- Getty Images
FanDuel, the daily fantasy sports site worth over $1 billion, was just hit with a proposed class action lawsuit by Pierre Garcon, a wide receiver for the Washington Redskins, who’s seeking to represent all NFL players.
Garcon basically accuses FanDuel of running a business and making money while using player names and likenesses without proper authorization.
From the complaint:
“… Mr. Garcon alleges that in the operation and sale of its online fantasy football gaming product, FanDuel knowingly and improperly exploits the popularity and performance of Garcon, along with all the other National Football League (“NFL”) players at offensive skilled positions without their authority or a valid license.”
“FanDuel routinely uses the names and likenesses of some of these NFL players without authorization to promote FanDuel’s commercial enterprise, collecting huge revenues from entry fees. Neither Mr. Garcon nor the NFL players he seeks to act on behalf of have given their consent to FanDuel’s blatant misappropriation of their publicity rights.”
Garcon also released the following statement separately:
“I am bringing this lawsuit against FanDuel for using my name, image, and likeness in both daily fantasy contests and through advertising on TV ads and infomercials. FanDuel has taken the liberty to engaged in these actions without my consent and without proper licensing rights. As a result of these activities, FanDuel daily fantasy contests have shown increasing revenues leading to large profits. Therefore, on behalf of myself as well as any other players who are being treated unjustly, I chose to file a complaint.
“I have been advised by my attorneys not to speak any further on the topic while the case is pending.

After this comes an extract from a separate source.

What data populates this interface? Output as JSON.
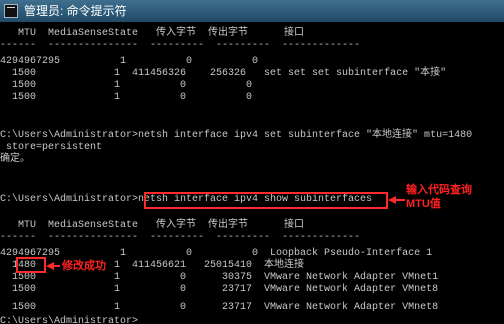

Any other questions regarding this matter can be addressed to my agent, Brad Cicala.”
It’s likely FanDuel has an agreement with the NFL and other sports leagues to use its content, but this lawsuit alleges the daily fantasy sports site hasn’t signed any deals with the NFL players association for using player likenesses. Its rival site, DraftKings, on the other hand, has a licensing deal with the NFL Players Association.
It’s also worth noting that, in 2006, the federal court ruled it’s OK for fantasy baseball leagues to use player stats and images without a licensing agreement. It said player images and records were not part of MLB’s intellectual property, therefore, players had no rights to prevent fantasy leagues from using it.
This isn’t the first time FanDuel has faced a proposed class action lawsuit. Earlier this month, a player of the site accused FanDuel and DraftKings of negligence, fraud, and false advertising, alleging the employees of the two companies shared insider information to gain unfair advantage in the game.
Daily fantasy sports sites have enjoyed explosive popularity in recent years, with both FanDuel and DraftKings raising money at valuations north of $1 billion. But there have been deepening concerns over the sites’ lack of proper regulation and its vague classification as a “game of skill,” which prompted the state of Nevada to shut down all daily fantasy sports sites unless they got proper licenses.
Here’s the statement FanDuel sent us in response to this article:
“We believe this suit is without merit. There is established law that fantasy operators may use player names and statistics for fantasy contests. FanDuel looks forward to continuing to operate our contests which sports fans everywhere have come to love.”